Epistemology of the Inert and Epistemology of the Living

  • Roberta Lanfredini Università degli Studi di Firenze, Italy
  • Giuseppe Longo Centre Cavaillès, CNRS et Ecole Normale Supérieure, Paris, France, and Department of Integrative Physiology and Pathobiology, Tufts University School of Medicine, Boston U.S.A
Keywords: biology, memory, qualities


The intellectual act of imposing borders to contain and delimit objects has been a constituent factor in physics since its origins, and is also fundamental for philosophical reflection. However, the characteristics of the conceptual universe thus constructed (tendency towards the ideal limit, invariance in variation, a conception of matter as residue, etc.) seem inadequate in biology. The essential characteristic of the living thing is, in fact, that of having a history: that is, of being the concrete trace of a memory. Making an epistemology of the living thing (and not of the inert) means identifying new categories which, being radically antithetical to disembodied notions like that of program and information, take account of the unpredictability and creativity which time introduces. This essay aims to bring some of these fundamental categories into focus.

How to Cite
Lanfredini, R., & Longo, G. (2016). Epistemology of the Inert and Epistemology of the Living.
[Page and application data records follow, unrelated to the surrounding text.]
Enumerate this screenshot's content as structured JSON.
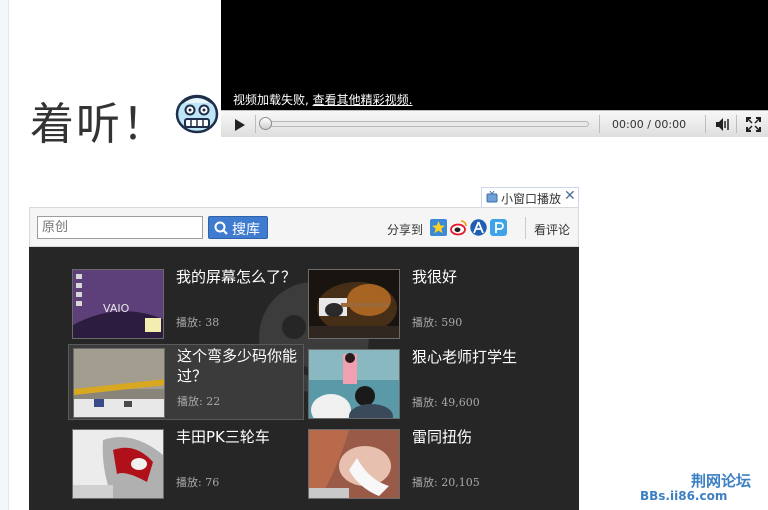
{
  "page": {
    "heading": "着听！"
  },
  "player": {
    "message_prefix": "视频加载失败,",
    "message_link": "查看其他精彩视频.",
    "time_current": "00:00",
    "time_separator": "/",
    "time_total": "00:00",
    "progress_fraction": 0
  },
  "mini_player": {
    "label": "小窗口播放",
    "close_glyph": "✕"
  },
  "search": {
    "placeholder": "原创",
    "button_label": "搜库"
  },
  "share": {
    "label": "分享到",
    "icons": [
      "qzone-icon",
      "weibo-icon",
      "renren-icon",
      "kaixin-icon"
    ]
  },
  "comments": {
    "label": "看评论"
  },
  "videos": [
    {
      "title": "我的屏幕怎么了？",
      "plays": "播放: 38"
    },
    {
      "title": "我很好",
      "plays": "播放: 590"
    },
    {
      "title": "这个弯多少码你能过？",
      "plays": "播放: 22"
    },
    {
      "title": "狠心老师打学生",
      "plays": "播放: 49,600"
    },
    {
      "title": "丰田PK三轮车",
      "plays": "播放: 76"
    },
    {
      "title": "雷同扭伤",
      "plays": "播放: 20,105"
    }
  ],
  "thumbnail_brand": "VAIO",
  "forum": {
    "name": "荆网论坛",
    "url": "BBs.ii86.com"
  },
  "colors": {
    "player_background": "#000000",
    "panel_background": "#262626",
    "search_button": "#3f7ccf",
    "forum_brand": "#3d7fc3"
  }
}
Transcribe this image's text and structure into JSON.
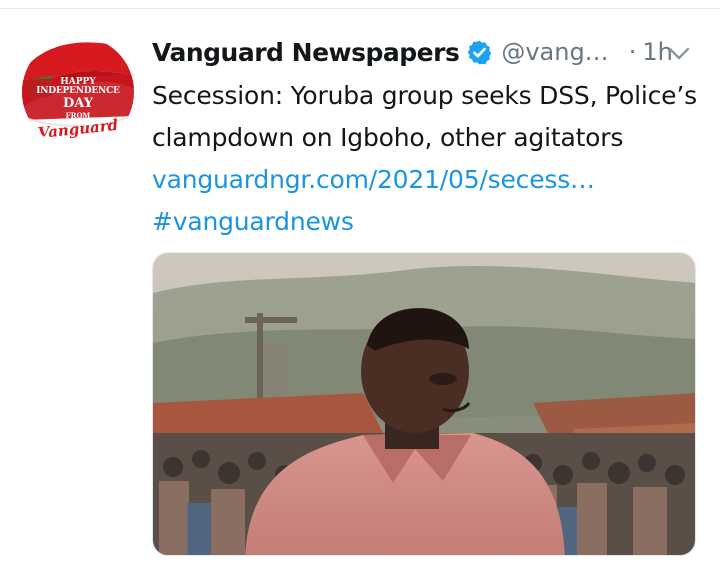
{
  "tweet": {
    "avatar": {
      "line1": "HAPPY",
      "line2": "INDEPENDENCE",
      "line3": "DAY",
      "line4": "FROM",
      "brand": "Vanguard"
    },
    "display_name": "Vanguard Newspapers",
    "verified_icon": "verified-badge-icon",
    "handle": "@vang…",
    "separator": "·",
    "timestamp": "1h",
    "menu_icon": "chevron-down-icon",
    "text_lines": [
      "Secession: Yoruba group seeks DSS, Police’s",
      "clampdown on Igboho, other agitators"
    ],
    "link": "vanguardngr.com/2021/05/secess…",
    "hashtag": "#vanguardnews",
    "media": {
      "type": "photo",
      "description_icon": "news-photo"
    }
  },
  "colors": {
    "text": "#14171a",
    "muted": "#657786",
    "link": "#1b95e0",
    "verified": "#1da1f2",
    "brand_red": "#d71920",
    "brand_green": "#1f8a3b"
  }
}
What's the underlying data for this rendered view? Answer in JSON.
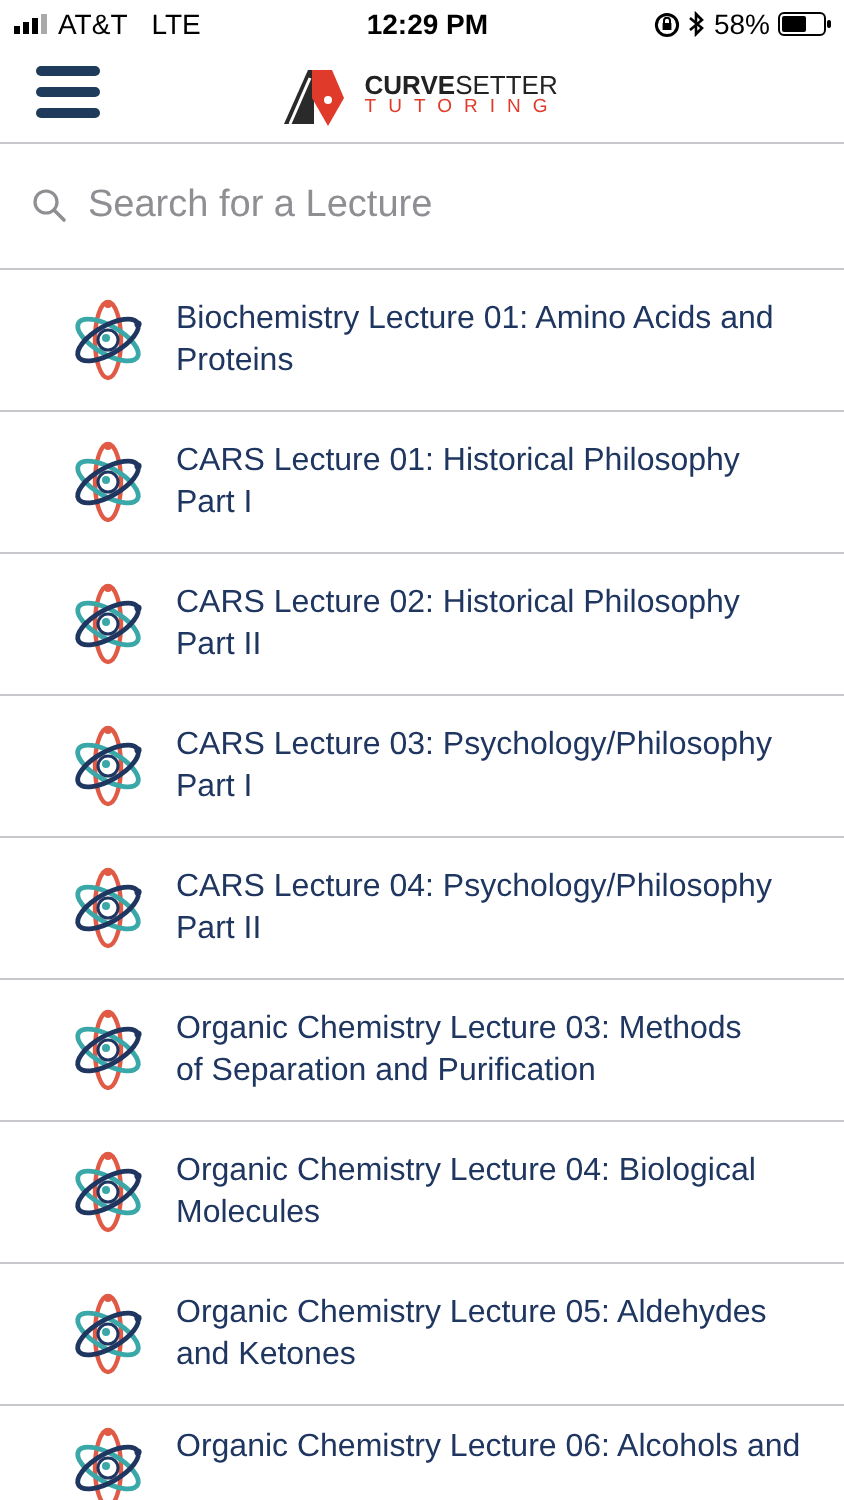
{
  "status_bar": {
    "carrier": "AT&T",
    "network": "LTE",
    "time": "12:29 PM",
    "battery": "58%"
  },
  "header": {
    "logo_title": "**CURVE**SETTER",
    "logo_subtitle": "TUTORING"
  },
  "search": {
    "placeholder": "Search for a Lecture"
  },
  "lectures": [
    {
      "title": "Biochemistry Lecture 01: Amino Acids and Proteins"
    },
    {
      "title": "CARS Lecture 01: Historical Philosophy Part I"
    },
    {
      "title": "CARS Lecture 02: Historical Philosophy Part II"
    },
    {
      "title": "CARS Lecture 03: Psychology/Philosophy Part I"
    },
    {
      "title": "CARS Lecture 04: Psychology/Philosophy Part II"
    },
    {
      "title": "Organic Chemistry Lecture 03: Methods of Separation and Purification"
    },
    {
      "title": "Organic Chemistry Lecture 04: Biological Molecules"
    },
    {
      "title": "Organic Chemistry Lecture 05: Aldehydes and Ketones"
    },
    {
      "title": "Organic Chemistry Lecture 06: Alcohols and"
    }
  ]
}
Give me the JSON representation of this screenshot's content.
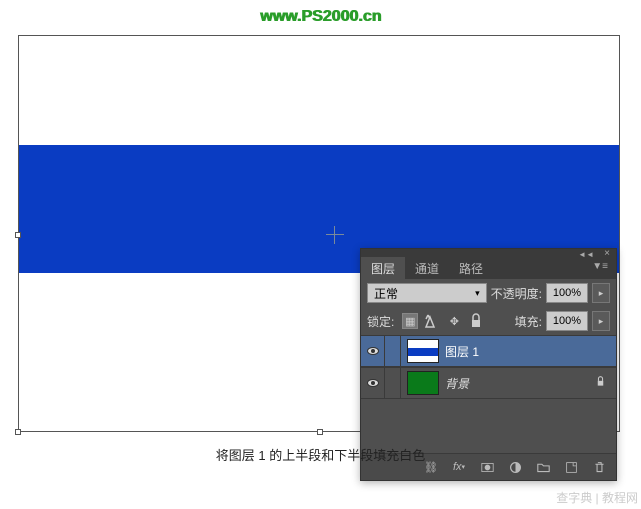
{
  "header": {
    "url": "www.PS2000.cn"
  },
  "panel": {
    "tabs": [
      {
        "label": "图层",
        "active": true
      },
      {
        "label": "通道",
        "active": false
      },
      {
        "label": "路径",
        "active": false
      }
    ],
    "blend_mode": "正常",
    "opacity_label": "不透明度:",
    "opacity_value": "100%",
    "lock_label": "锁定:",
    "fill_label": "填充:",
    "fill_value": "100%",
    "layers": [
      {
        "name": "图层 1",
        "selected": true,
        "locked": false,
        "thumb": "blue-band"
      },
      {
        "name": "背景",
        "selected": false,
        "locked": true,
        "thumb": "green",
        "italic": true
      }
    ]
  },
  "caption": "将图层 1 的上半段和下半段填充白色",
  "watermark": "查字典 | 教程网"
}
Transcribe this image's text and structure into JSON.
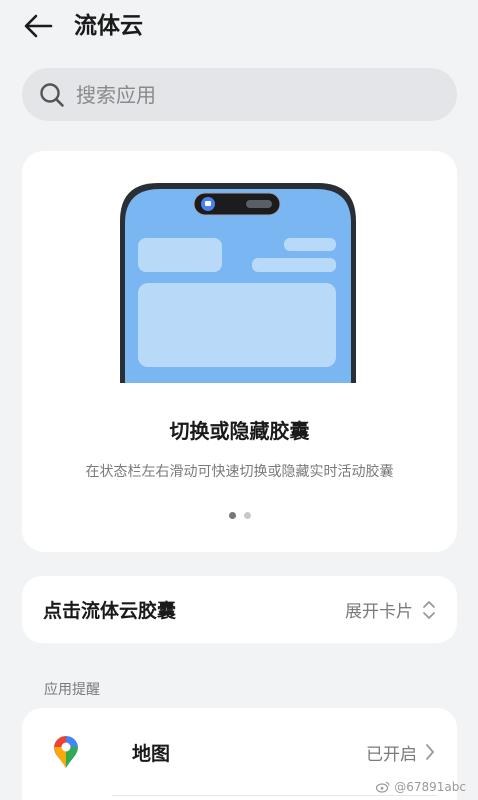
{
  "header": {
    "title": "流体云",
    "back_icon": "arrow-left-icon"
  },
  "search": {
    "placeholder": "搜索应用",
    "value": "",
    "icon": "search-icon"
  },
  "feature_card": {
    "title": "切换或隐藏胶囊",
    "description": "在状态栏左右滑动可快速切换或隐藏实时活动胶囊",
    "page_count": 2,
    "active_page": 1,
    "illustration_colors": {
      "screen": "#7ab6f2",
      "frame": "#2a2f36",
      "block": "#b9d9f8",
      "capsule": "#1c1c1e",
      "capsule_dot": "#4a80e8"
    }
  },
  "capsule_setting": {
    "label": "点击流体云胶囊",
    "value": "展开卡片"
  },
  "section": {
    "label": "应用提醒"
  },
  "apps": [
    {
      "name": "地图",
      "status": "已开启",
      "icon": "map-pin-icon"
    }
  ],
  "watermark": {
    "text": "@6789​1abc"
  }
}
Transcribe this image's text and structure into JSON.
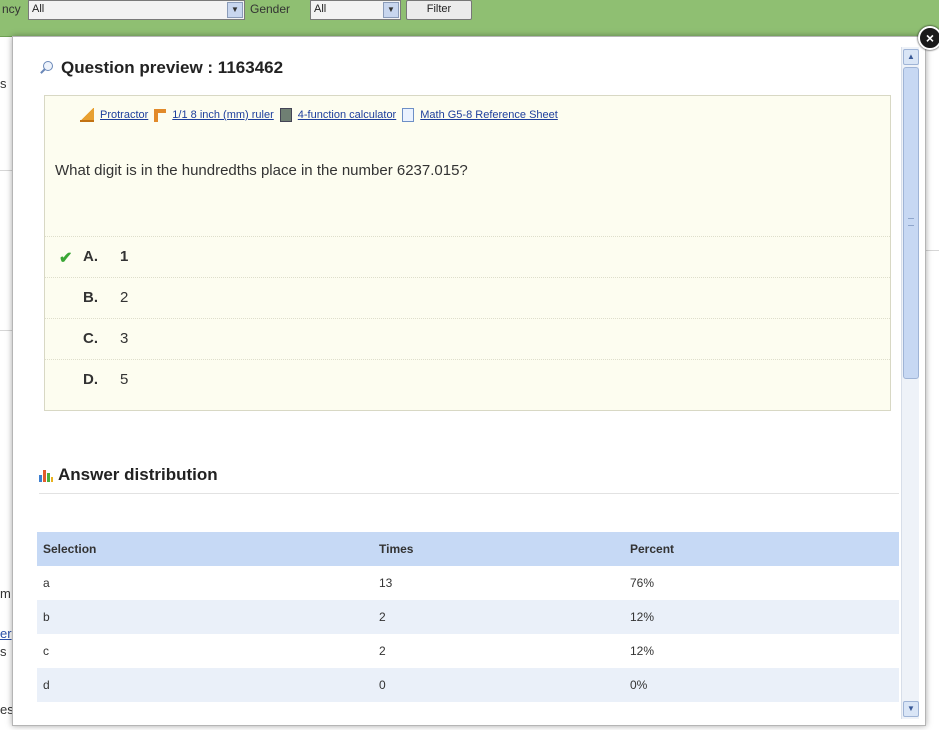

HUMANA.MENTE Journal of Philosophical Studies, 9(31), 37-55. Retrieved from https://www.humanamente.eu/index.php/HM/article/view/43